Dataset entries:
== Segment start ==

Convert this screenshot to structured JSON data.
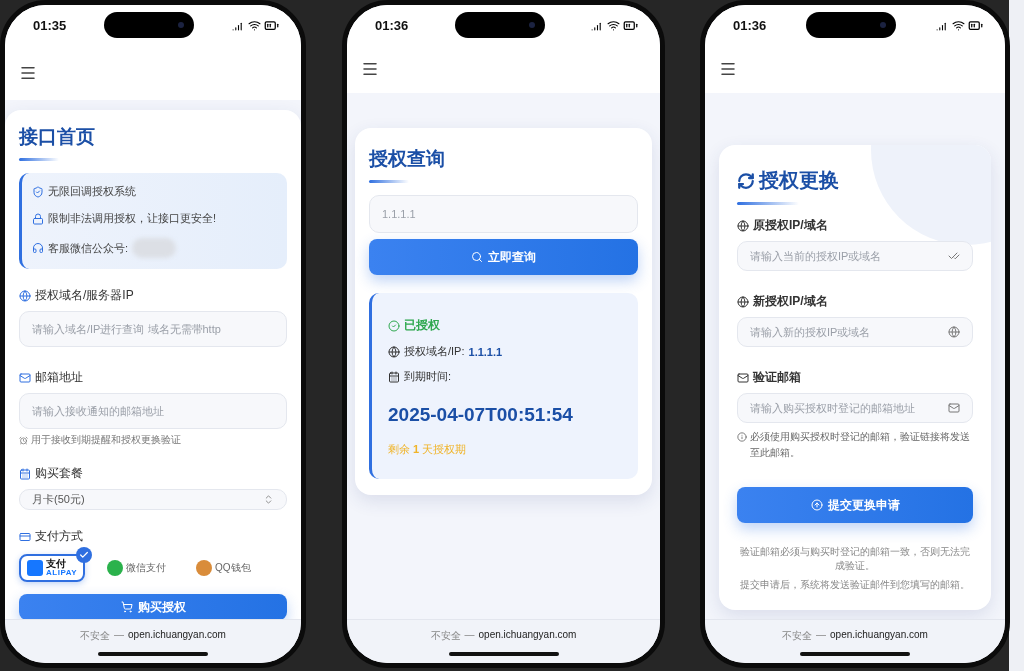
{
  "phones": [
    {
      "kind": "home",
      "status_time": "01:35",
      "url": {
        "security": "不安全",
        "separator": "—",
        "domain": "open.ichuangyan.com"
      },
      "title": "接口首页",
      "notice": [
        {
          "text": "无限回调授权系统",
          "redacted": false
        },
        {
          "text": "限制非法调用授权，让接口更安全!",
          "redacted": false
        },
        {
          "text": "客服微信公众号:",
          "redacted": true
        }
      ],
      "fields": [
        {
          "kind": "input",
          "label": "授权域名/服务器IP",
          "placeholder": "请输入域名/IP进行查询 域名无需带http"
        },
        {
          "kind": "input",
          "label": "邮箱地址",
          "placeholder": "请输入接收通知的邮箱地址",
          "hint": "用于接收到期提醒和授权更换验证"
        },
        {
          "kind": "select",
          "label": "购买套餐",
          "value": "月卡(50元)"
        }
      ],
      "payment": {
        "label": "支付方式",
        "options": [
          {
            "kind": "alipay",
            "label": "支付",
            "sublabel": "ALIPAY",
            "selected": true
          },
          {
            "kind": "wechat",
            "label": "微信支付",
            "selected": false
          },
          {
            "kind": "qq",
            "label": "QQ钱包",
            "selected": false
          }
        ]
      },
      "button": "购买授权"
    },
    {
      "kind": "query",
      "status_time": "01:36",
      "url": {
        "security": "不安全",
        "separator": "—",
        "domain": "open.ichuangyan.com"
      },
      "title": "授权查询",
      "search": {
        "placeholder": "1.1.1.1"
      },
      "button": "立即查询",
      "result": {
        "authorized": true,
        "status": "已授权",
        "domain_label": "授权域名/IP:",
        "domain": "1.1.1.1",
        "expiry_label": "到期时间:",
        "expiry": "2025-04-07T00:51:54",
        "remaining": "剩余 **1** 天授权期"
      }
    },
    {
      "kind": "change",
      "status_time": "01:36",
      "url": {
        "security": "不安全",
        "separator": "—",
        "domain": "open.ichuangyan.com"
      },
      "title": "授权更换",
      "fields": [
        {
          "label": "原授权IP/域名",
          "placeholder": "请输入当前的授权IP或域名"
        },
        {
          "label": "新授权IP/域名",
          "placeholder": "请输入新的授权IP或域名"
        },
        {
          "label": "验证邮箱",
          "placeholder": "请输入购买授权时登记的邮箱地址"
        }
      ],
      "note": "必须使用购买授权时登记的邮箱，验证链接将发送至此邮箱。",
      "button": "提交更换申请",
      "footer": [
        "验证邮箱必须与购买时登记的邮箱一致，否则无法完成验证。",
        "提交申请后，系统将发送验证邮件到您填写的邮箱。"
      ]
    }
  ]
}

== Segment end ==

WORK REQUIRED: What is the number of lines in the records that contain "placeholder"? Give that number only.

WRITTEN ANSWER: 6